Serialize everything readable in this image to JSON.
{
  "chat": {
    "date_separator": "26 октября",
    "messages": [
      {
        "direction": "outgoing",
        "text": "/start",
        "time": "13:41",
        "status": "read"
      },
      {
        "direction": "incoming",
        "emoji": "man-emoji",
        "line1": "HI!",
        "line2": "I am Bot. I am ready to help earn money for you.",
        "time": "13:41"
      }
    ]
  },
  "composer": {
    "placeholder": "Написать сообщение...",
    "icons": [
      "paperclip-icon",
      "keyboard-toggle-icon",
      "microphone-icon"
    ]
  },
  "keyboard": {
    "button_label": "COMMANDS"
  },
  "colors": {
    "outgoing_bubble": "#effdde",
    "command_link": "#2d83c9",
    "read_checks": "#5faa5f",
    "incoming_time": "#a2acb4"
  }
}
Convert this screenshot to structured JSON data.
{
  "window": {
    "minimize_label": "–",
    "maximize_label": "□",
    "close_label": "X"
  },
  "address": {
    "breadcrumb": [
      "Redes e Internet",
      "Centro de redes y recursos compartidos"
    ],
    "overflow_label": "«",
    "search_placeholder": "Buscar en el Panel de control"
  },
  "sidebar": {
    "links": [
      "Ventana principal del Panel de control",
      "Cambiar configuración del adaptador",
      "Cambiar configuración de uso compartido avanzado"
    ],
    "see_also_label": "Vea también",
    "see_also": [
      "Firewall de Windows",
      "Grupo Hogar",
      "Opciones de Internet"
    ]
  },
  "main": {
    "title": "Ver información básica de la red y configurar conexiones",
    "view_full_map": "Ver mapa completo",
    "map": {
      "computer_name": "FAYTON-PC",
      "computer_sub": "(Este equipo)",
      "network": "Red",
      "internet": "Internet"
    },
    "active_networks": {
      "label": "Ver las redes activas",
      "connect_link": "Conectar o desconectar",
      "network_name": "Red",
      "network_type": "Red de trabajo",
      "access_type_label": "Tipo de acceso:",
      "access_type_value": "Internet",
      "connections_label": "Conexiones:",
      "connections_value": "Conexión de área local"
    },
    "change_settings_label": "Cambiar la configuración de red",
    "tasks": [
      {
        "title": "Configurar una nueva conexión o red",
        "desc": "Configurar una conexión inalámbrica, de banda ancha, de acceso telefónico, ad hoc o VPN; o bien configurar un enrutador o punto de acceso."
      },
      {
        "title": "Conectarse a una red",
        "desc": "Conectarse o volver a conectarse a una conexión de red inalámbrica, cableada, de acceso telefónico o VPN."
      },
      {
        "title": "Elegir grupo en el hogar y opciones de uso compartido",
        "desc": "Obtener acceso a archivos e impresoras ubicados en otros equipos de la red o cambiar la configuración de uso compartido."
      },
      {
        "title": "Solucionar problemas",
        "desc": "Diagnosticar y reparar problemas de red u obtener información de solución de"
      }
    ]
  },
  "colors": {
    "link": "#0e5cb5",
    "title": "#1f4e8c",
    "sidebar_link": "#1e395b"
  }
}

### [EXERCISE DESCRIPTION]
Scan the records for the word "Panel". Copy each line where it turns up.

### [WRITTEN ANSWER]
    "search_placeholder": "Buscar en el Panel de control"
      "Ventana principal del Panel de control",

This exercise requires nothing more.